Let the guest beware in these 16 reprinted stories, spanning roughly 65 years, set in British country houses.
None but Sherlock Holmes could figure out why a governess’s duties include wearing a specific dress in Arthur Conan Doyle’s “The Copper Beeches.” In Dick Donovan’s “The Problem of Dead Wood Hall,” a tiny bluish scratch on each of two murder victims is the only indication of foul play. “Gentlemen and Players” features E.W. Hornung’s Raffles in a witty blend of cricket and thievery, and a falling diamond bracelet upsets a desperate plan in W.W. Jacobs’ “The Well.” In G.K. Chesterton’s “The White Pillars Murder,” a notable detective’s protégés learn the difference between listening and hearing, and Ernest Bramah combines an ancient family house, an ancient family curse, and very ancient Druidic ruins in “The Secret of Dunstan’s Tower.” J.J. Fletcher’s “The Manor House Mystery” offers three different solutions to a country magistrate’s murder. A debt-ridden man almost gets away with murder in J.J. Bell’s “The Message on the Sun-Dial”; “The Horror at Staveley Grange” is a haunted room where Sapper (H.C. McNeile) introduces two healthy men who died of heart failure.

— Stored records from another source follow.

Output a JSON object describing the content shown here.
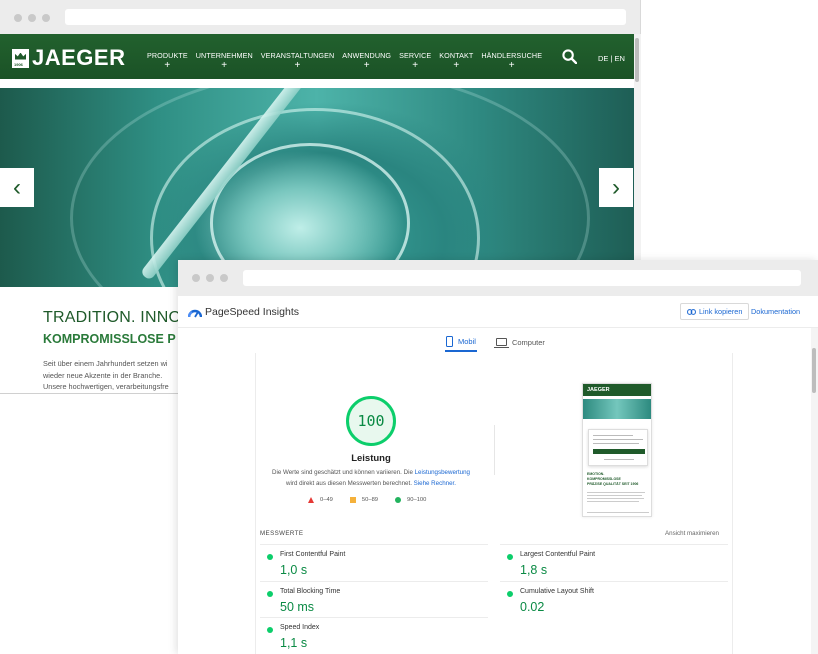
{
  "site": {
    "logo_text": "JAEGER",
    "logo_year": "1906",
    "nav": [
      {
        "label": "PRODUKTE",
        "plus": "+"
      },
      {
        "label": "UNTERNEHMEN",
        "plus": "+"
      },
      {
        "label": "VERANSTALTUNGEN",
        "plus": "+"
      },
      {
        "label": "ANWENDUNG",
        "plus": "+"
      },
      {
        "label": "SERVICE",
        "plus": "+"
      },
      {
        "label": "KONTAKT",
        "plus": "+"
      },
      {
        "label": "HÄNDLERSUCHE",
        "plus": "+"
      }
    ],
    "lang": "DE | EN",
    "prev_arrow": "‹",
    "next_arrow": "›",
    "headline": "TRADITION. INNOV",
    "subheadline": "KOMPROMISSLOSE P",
    "body_lines": [
      "Seit über einem Jahrhundert setzen wi",
      "wieder neue Akzente in der Branche.",
      "Unsere hochwertigen, verarbeitungsfre"
    ],
    "brand_color": "#1f5a2a"
  },
  "psi": {
    "app_title": "PageSpeed Insights",
    "copy_link": "Link kopieren",
    "docs": "Dokumentation",
    "tabs": [
      {
        "label": "Mobil",
        "active": true
      },
      {
        "label": "Computer",
        "active": false
      }
    ],
    "score": "100",
    "score_label": "Leistung",
    "desc_part1": "Die Werte sind geschätzt und können variieren. Die ",
    "desc_link1": "Leistungsbewertung",
    "desc_part2": "wird direkt aus diesen Messwerten berechnet. ",
    "desc_link2": "Siehe Rechner.",
    "legend": [
      {
        "symbol": "triangle",
        "range": "0–49",
        "color": "#e53935"
      },
      {
        "symbol": "square",
        "range": "50–89",
        "color": "#f5b13b"
      },
      {
        "symbol": "circle",
        "range": "90–100",
        "color": "#22b35e"
      }
    ],
    "preview": {
      "logo": "JAEGER",
      "headline_lines": [
        "EMOTION.",
        "KOMPROMISSLOSE",
        "PRÄZISE QUALITÄT SEIT 1906"
      ]
    },
    "metrics_header": "MESSWERTE",
    "metrics_expand": "Ansicht maximieren",
    "metrics": [
      {
        "name": "First Contentful Paint",
        "value": "1,0 s"
      },
      {
        "name": "Largest Contentful Paint",
        "value": "1,8 s"
      },
      {
        "name": "Total Blocking Time",
        "value": "50 ms"
      },
      {
        "name": "Cumulative Layout Shift",
        "value": "0.02"
      },
      {
        "name": "Speed Index",
        "value": "1,1 s"
      }
    ],
    "good_color": "#0cce6b",
    "link_color": "#1a67d2"
  }
}
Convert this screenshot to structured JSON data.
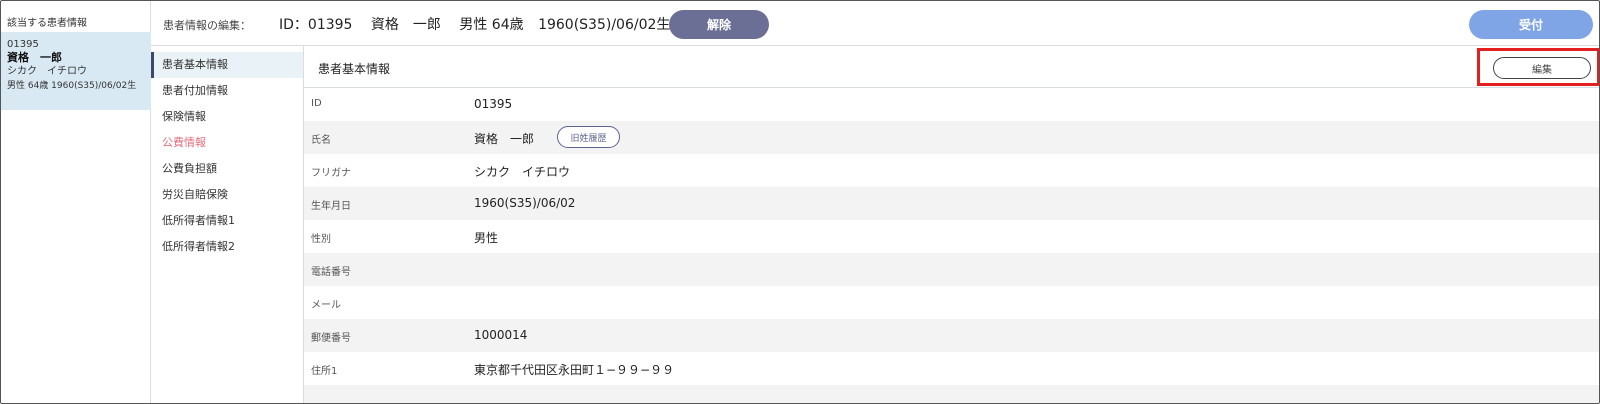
{
  "patient_panel": {
    "title": "該当する患者情報",
    "card": {
      "id": "01395",
      "name": "資格　一郎",
      "kana": "シカク　イチロウ",
      "info": "男性 64歳 1960(S35)/06/02生"
    }
  },
  "header": {
    "label": "患者情報の編集：",
    "id_text": "ID：01395",
    "name": "資格　一郎",
    "sex_age": "男性 64歳",
    "birth": "1960(S35)/06/02生",
    "release_label": "解除",
    "accept_label": "受付"
  },
  "sidenav": {
    "items": [
      {
        "label": "患者基本情報"
      },
      {
        "label": "患者付加情報"
      },
      {
        "label": "保険情報"
      },
      {
        "label": "公費情報"
      },
      {
        "label": "公費負担額"
      },
      {
        "label": "労災自賠保険"
      },
      {
        "label": "低所得者情報1"
      },
      {
        "label": "低所得者情報2"
      }
    ]
  },
  "main": {
    "section_title": "患者基本情報",
    "edit_label": "編集",
    "history_label": "旧姓履歴",
    "rows": [
      {
        "label": "ID",
        "value": "01395"
      },
      {
        "label": "氏名",
        "value": "資格　一郎"
      },
      {
        "label": "フリガナ",
        "value": "シカク　イチロウ"
      },
      {
        "label": "生年月日",
        "value": "1960(S35)/06/02"
      },
      {
        "label": "性別",
        "value": "男性"
      },
      {
        "label": "電話番号",
        "value": ""
      },
      {
        "label": "メール",
        "value": ""
      },
      {
        "label": "郵便番号",
        "value": "1000014"
      },
      {
        "label": "住所1",
        "value": "東京都千代田区永田町１−９９−９９"
      }
    ]
  },
  "colors": {
    "release_button": "#6b6f96",
    "accept_button": "#7fa5e6",
    "highlight": "#e32020",
    "alert_nav": "#e0707c",
    "patient_card_bg": "#d9e9f4"
  }
}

Anthony Berkeley presents a dead body that disappears twice from a thicket of trees in “The Mystery of Horne’s Copse,” and James Hilton’s “The Perfect Plan” is an almost perfect murder. What should be a hostess’ social triumph ends in humiliation in Margery Allingham’s “The Same to Us.” E.V. Knox’s “The Murder at the Towers” sends up the classic amateur detective who solves the murder of the most disagreeable of houseguests. A nurse spends a night of terror in Ethel Lina White’s “The Unlocked Window”; Nicholas Blake exposes a long-held family secret in “The Long Shot”; and a greedy husband and wife ruin far more than their own lives in Michael Gilbert’s “Weekend at Wapentake.”
The more gracious the home, the worse the crime in this anthology by a who’s who of mostly golden-age writers.